The day to day, and behind the scenes, operations are the ones that pull the business together and create value and profit. Just stop and speculate, what happens before a major product launch? For instance, the recent iPhone7 series launch by Apple was followed by the usual hoopla. The product, the marketing strategy, the traditional gimmicks followed by the buyer’s frenzy. All this has not been achieved in a day. The business has worked and operated under tight fisted deadlines to arrive at such a juncture.

Accounting and finance

If you do not understand how to maintain and keep accounts books and ledgers, then you need to hire a good resource that can do the required work efficiently. Accounting is important not only because good record keeping helps to keep everything under control but also because no business can survive or progress without effective management of its cash flow. Businesses need to manage their finances in order to create value and to enable them to survive and grow.

Marketing

Marketing strategies can make or break the fate of your service or product. Marketing is more than advertisements. It is the creation of a brand and helps you carve out a niche in what is usually an already saturated market full of identical products. The initial stages of marketing will include segmenting, targeting and positioning, the later stages would cater to product differentiation and product positioning. Many a good product does not get the recognition it deserves due to ineffective marketing strategies, and many products, although rather average, can actually benefit because of effective strategies.

Contingency Planning

Business organisations work in a dynamic and unpredictable environment. There are so many things that can go wrong at any stage and a prudent business will always plan for the rainy day well in advance. Starting from natural calamities to human disasters, businesses have to stay afloat in unpredictability and adapt as well. For this, every business always needs to think two steps ahead and take action as per the situation. So, it’s imperative to have a plan B!

Business organisations therefore work within these parameters – a suitable ownership structure coupled with the factors leading to success. These parameters have to be met continuously to ensure the smooth running and continuation of the business.

References

Bajec, M. & Krisper, M., 2005. A methodology and tool support for managing business rules in organisations. Information Systems, 30(6), pp.423-43.

Craig, T. & Campbell, D., 2012. Organisations and the Business Environment. Routledge.

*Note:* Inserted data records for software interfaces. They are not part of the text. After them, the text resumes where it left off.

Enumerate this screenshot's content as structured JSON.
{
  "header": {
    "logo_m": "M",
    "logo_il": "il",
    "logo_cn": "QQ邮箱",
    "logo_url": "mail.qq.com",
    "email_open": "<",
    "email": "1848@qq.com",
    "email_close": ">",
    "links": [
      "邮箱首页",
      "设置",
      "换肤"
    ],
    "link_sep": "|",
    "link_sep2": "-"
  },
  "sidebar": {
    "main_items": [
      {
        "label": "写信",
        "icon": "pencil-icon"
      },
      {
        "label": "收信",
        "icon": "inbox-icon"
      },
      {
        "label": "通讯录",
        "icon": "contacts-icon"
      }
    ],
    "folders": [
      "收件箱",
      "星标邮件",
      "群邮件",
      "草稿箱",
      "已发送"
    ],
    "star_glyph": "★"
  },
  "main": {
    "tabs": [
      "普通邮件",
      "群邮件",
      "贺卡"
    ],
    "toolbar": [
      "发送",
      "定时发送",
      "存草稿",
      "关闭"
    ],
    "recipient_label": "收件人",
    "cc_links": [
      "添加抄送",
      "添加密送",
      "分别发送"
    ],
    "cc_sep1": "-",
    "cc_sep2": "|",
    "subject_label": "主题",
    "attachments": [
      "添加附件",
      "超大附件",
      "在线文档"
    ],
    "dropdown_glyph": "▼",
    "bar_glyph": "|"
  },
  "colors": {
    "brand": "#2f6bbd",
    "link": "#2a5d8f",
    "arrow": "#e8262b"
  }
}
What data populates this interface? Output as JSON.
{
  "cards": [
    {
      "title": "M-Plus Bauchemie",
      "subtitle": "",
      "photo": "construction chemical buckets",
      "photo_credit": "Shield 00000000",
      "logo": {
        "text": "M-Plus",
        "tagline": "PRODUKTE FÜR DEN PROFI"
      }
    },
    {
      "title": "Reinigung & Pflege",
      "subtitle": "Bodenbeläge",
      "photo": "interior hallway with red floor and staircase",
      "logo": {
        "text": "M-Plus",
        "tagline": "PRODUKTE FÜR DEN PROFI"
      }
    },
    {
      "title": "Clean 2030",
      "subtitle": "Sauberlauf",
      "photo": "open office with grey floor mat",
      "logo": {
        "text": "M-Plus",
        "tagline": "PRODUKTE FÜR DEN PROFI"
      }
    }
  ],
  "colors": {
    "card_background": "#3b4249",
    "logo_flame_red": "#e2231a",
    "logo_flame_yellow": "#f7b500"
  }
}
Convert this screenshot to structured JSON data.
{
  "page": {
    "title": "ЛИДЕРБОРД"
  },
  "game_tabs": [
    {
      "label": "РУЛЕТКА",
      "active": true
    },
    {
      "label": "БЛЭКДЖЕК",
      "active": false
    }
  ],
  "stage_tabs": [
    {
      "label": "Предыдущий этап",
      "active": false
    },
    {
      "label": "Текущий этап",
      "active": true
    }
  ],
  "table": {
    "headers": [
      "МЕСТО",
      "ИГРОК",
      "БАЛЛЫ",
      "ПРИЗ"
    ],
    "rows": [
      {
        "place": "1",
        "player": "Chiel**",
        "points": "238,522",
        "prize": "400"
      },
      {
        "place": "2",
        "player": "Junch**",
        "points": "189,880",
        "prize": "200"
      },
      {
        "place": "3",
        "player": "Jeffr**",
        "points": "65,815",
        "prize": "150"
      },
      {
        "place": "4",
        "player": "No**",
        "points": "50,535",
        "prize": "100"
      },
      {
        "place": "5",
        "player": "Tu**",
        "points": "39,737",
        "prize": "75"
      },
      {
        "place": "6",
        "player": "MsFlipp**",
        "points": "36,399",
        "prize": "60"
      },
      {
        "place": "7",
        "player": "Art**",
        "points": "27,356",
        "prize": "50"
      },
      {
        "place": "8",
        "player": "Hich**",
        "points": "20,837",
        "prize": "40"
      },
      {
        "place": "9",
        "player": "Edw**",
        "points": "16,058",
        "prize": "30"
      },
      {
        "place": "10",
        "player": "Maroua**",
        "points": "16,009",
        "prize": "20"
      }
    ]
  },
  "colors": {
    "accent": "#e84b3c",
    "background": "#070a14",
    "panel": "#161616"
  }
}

Mcpherson, D., 2016. http://blog.edx.org. [Online] Available at: http://blog.edx.org/6-fundamentals-of-business-management [Accessed 6 October 2016].

Salaman, G., 2001. Understanding Business:Organisations. Psychology Press.

By an iQualify UK staff writer